Sure, those organizations call their guest posters “Contributors,” but the idea is the same. You can email any of those places with an idea for an article and, in theory, get published.
That doesn’t happen very often though. Those high-end publications want their authors to either be incredibly brilliant, incredible experts, or have their own following (and even then it’s very, very hard to get published there).
Blogs can function in a similar way. Maybe you sent pitches out to places that want someone with more pull.
If you’re just starting out this might be the case. “Just starting out” is vague, so let me get specific:
- If you only publish posts on your own website (no other guest posts).
- If you have a small amount of website traffic, social media followers, and engagement (blogs will often check the metrics on your site).
- If you’re an expert who isn’t great at writing, or hasn’t written much.
Any of these can lead to a blog not wanting to publish you. Ignoring you entirely is unfortunate, but they probably receive too many guest post pitches in a week to get back to everybody.
My suggestion is to aim lower. Assemble a tiered list of publishers you are on par with, those just ahead of you, those far ahead of you, and your dream publishers. Start working with those on the bottom and rise through the ranks.
4. Return to a Big Publisher After You’ve Gotten More Out There
This last numbered step is really an addition to the last one, but can serve as an effective tool if you’re getting ignored.
Assuming you take my advice and start pitching to blogs that are lower on the totem pole, you’ll begin to get some recognition. It takes time to build your blog, guest post arsenal, and organic following, but if you keep at it you’ll get there.

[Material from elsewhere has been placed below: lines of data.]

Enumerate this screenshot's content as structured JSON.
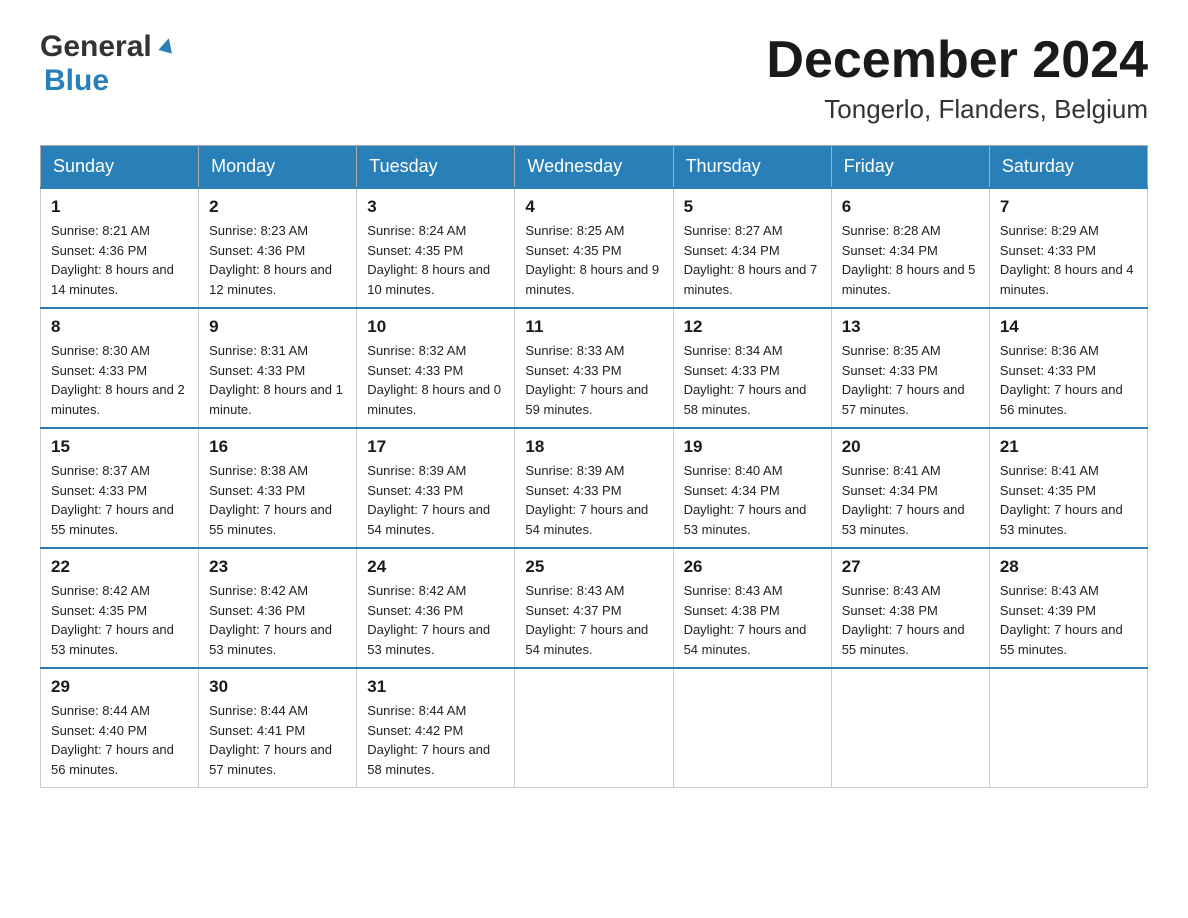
{
  "logo": {
    "general": "General",
    "blue": "Blue"
  },
  "title": "December 2024",
  "subtitle": "Tongerlo, Flanders, Belgium",
  "days_of_week": [
    "Sunday",
    "Monday",
    "Tuesday",
    "Wednesday",
    "Thursday",
    "Friday",
    "Saturday"
  ],
  "weeks": [
    [
      {
        "day": "1",
        "sunrise": "8:21 AM",
        "sunset": "4:36 PM",
        "daylight": "8 hours and 14 minutes."
      },
      {
        "day": "2",
        "sunrise": "8:23 AM",
        "sunset": "4:36 PM",
        "daylight": "8 hours and 12 minutes."
      },
      {
        "day": "3",
        "sunrise": "8:24 AM",
        "sunset": "4:35 PM",
        "daylight": "8 hours and 10 minutes."
      },
      {
        "day": "4",
        "sunrise": "8:25 AM",
        "sunset": "4:35 PM",
        "daylight": "8 hours and 9 minutes."
      },
      {
        "day": "5",
        "sunrise": "8:27 AM",
        "sunset": "4:34 PM",
        "daylight": "8 hours and 7 minutes."
      },
      {
        "day": "6",
        "sunrise": "8:28 AM",
        "sunset": "4:34 PM",
        "daylight": "8 hours and 5 minutes."
      },
      {
        "day": "7",
        "sunrise": "8:29 AM",
        "sunset": "4:33 PM",
        "daylight": "8 hours and 4 minutes."
      }
    ],
    [
      {
        "day": "8",
        "sunrise": "8:30 AM",
        "sunset": "4:33 PM",
        "daylight": "8 hours and 2 minutes."
      },
      {
        "day": "9",
        "sunrise": "8:31 AM",
        "sunset": "4:33 PM",
        "daylight": "8 hours and 1 minute."
      },
      {
        "day": "10",
        "sunrise": "8:32 AM",
        "sunset": "4:33 PM",
        "daylight": "8 hours and 0 minutes."
      },
      {
        "day": "11",
        "sunrise": "8:33 AM",
        "sunset": "4:33 PM",
        "daylight": "7 hours and 59 minutes."
      },
      {
        "day": "12",
        "sunrise": "8:34 AM",
        "sunset": "4:33 PM",
        "daylight": "7 hours and 58 minutes."
      },
      {
        "day": "13",
        "sunrise": "8:35 AM",
        "sunset": "4:33 PM",
        "daylight": "7 hours and 57 minutes."
      },
      {
        "day": "14",
        "sunrise": "8:36 AM",
        "sunset": "4:33 PM",
        "daylight": "7 hours and 56 minutes."
      }
    ],
    [
      {
        "day": "15",
        "sunrise": "8:37 AM",
        "sunset": "4:33 PM",
        "daylight": "7 hours and 55 minutes."
      },
      {
        "day": "16",
        "sunrise": "8:38 AM",
        "sunset": "4:33 PM",
        "daylight": "7 hours and 55 minutes."
      },
      {
        "day": "17",
        "sunrise": "8:39 AM",
        "sunset": "4:33 PM",
        "daylight": "7 hours and 54 minutes."
      },
      {
        "day": "18",
        "sunrise": "8:39 AM",
        "sunset": "4:33 PM",
        "daylight": "7 hours and 54 minutes."
      },
      {
        "day": "19",
        "sunrise": "8:40 AM",
        "sunset": "4:34 PM",
        "daylight": "7 hours and 53 minutes."
      },
      {
        "day": "20",
        "sunrise": "8:41 AM",
        "sunset": "4:34 PM",
        "daylight": "7 hours and 53 minutes."
      },
      {
        "day": "21",
        "sunrise": "8:41 AM",
        "sunset": "4:35 PM",
        "daylight": "7 hours and 53 minutes."
      }
    ],
    [
      {
        "day": "22",
        "sunrise": "8:42 AM",
        "sunset": "4:35 PM",
        "daylight": "7 hours and 53 minutes."
      },
      {
        "day": "23",
        "sunrise": "8:42 AM",
        "sunset": "4:36 PM",
        "daylight": "7 hours and 53 minutes."
      },
      {
        "day": "24",
        "sunrise": "8:42 AM",
        "sunset": "4:36 PM",
        "daylight": "7 hours and 53 minutes."
      },
      {
        "day": "25",
        "sunrise": "8:43 AM",
        "sunset": "4:37 PM",
        "daylight": "7 hours and 54 minutes."
      },
      {
        "day": "26",
        "sunrise": "8:43 AM",
        "sunset": "4:38 PM",
        "daylight": "7 hours and 54 minutes."
      },
      {
        "day": "27",
        "sunrise": "8:43 AM",
        "sunset": "4:38 PM",
        "daylight": "7 hours and 55 minutes."
      },
      {
        "day": "28",
        "sunrise": "8:43 AM",
        "sunset": "4:39 PM",
        "daylight": "7 hours and 55 minutes."
      }
    ],
    [
      {
        "day": "29",
        "sunrise": "8:44 AM",
        "sunset": "4:40 PM",
        "daylight": "7 hours and 56 minutes."
      },
      {
        "day": "30",
        "sunrise": "8:44 AM",
        "sunset": "4:41 PM",
        "daylight": "7 hours and 57 minutes."
      },
      {
        "day": "31",
        "sunrise": "8:44 AM",
        "sunset": "4:42 PM",
        "daylight": "7 hours and 58 minutes."
      },
      null,
      null,
      null,
      null
    ]
  ]
}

After doing this you might be in a place to return to some old haunting grounds.
Assuming you wrote a very nice guest pitch the first time around, consider sending another pitch to a larger organization that ignored you and mention how you’ve grown since that last pitch.
This is a great way to follow up over months or years, and can lead to a working relationship with an editor.
5. Keep a Spreadsheet
The above are five great ways to deal with guest pitch ignores. There is one more method you should be doing from the start. If you’re not doing it yet, start now.
Keep a spreadsheet!
You should be submitting guest post pitches as regularly as possible (if your writing time allows), and you’ll want an organized way to keep track of all those submissions. Enter dates for first email, any follow up emails, the topics you sent and who the editor was you sent it to.
This will help to organize you in a general way, but will come in major handy when you start emailing people for a second or third time.
Put a column for notes and enter tidbits of information you found in your research to help yourself later on.
The combination of all these efforts will result in a lot more responses, and lot more published articles with your name attached.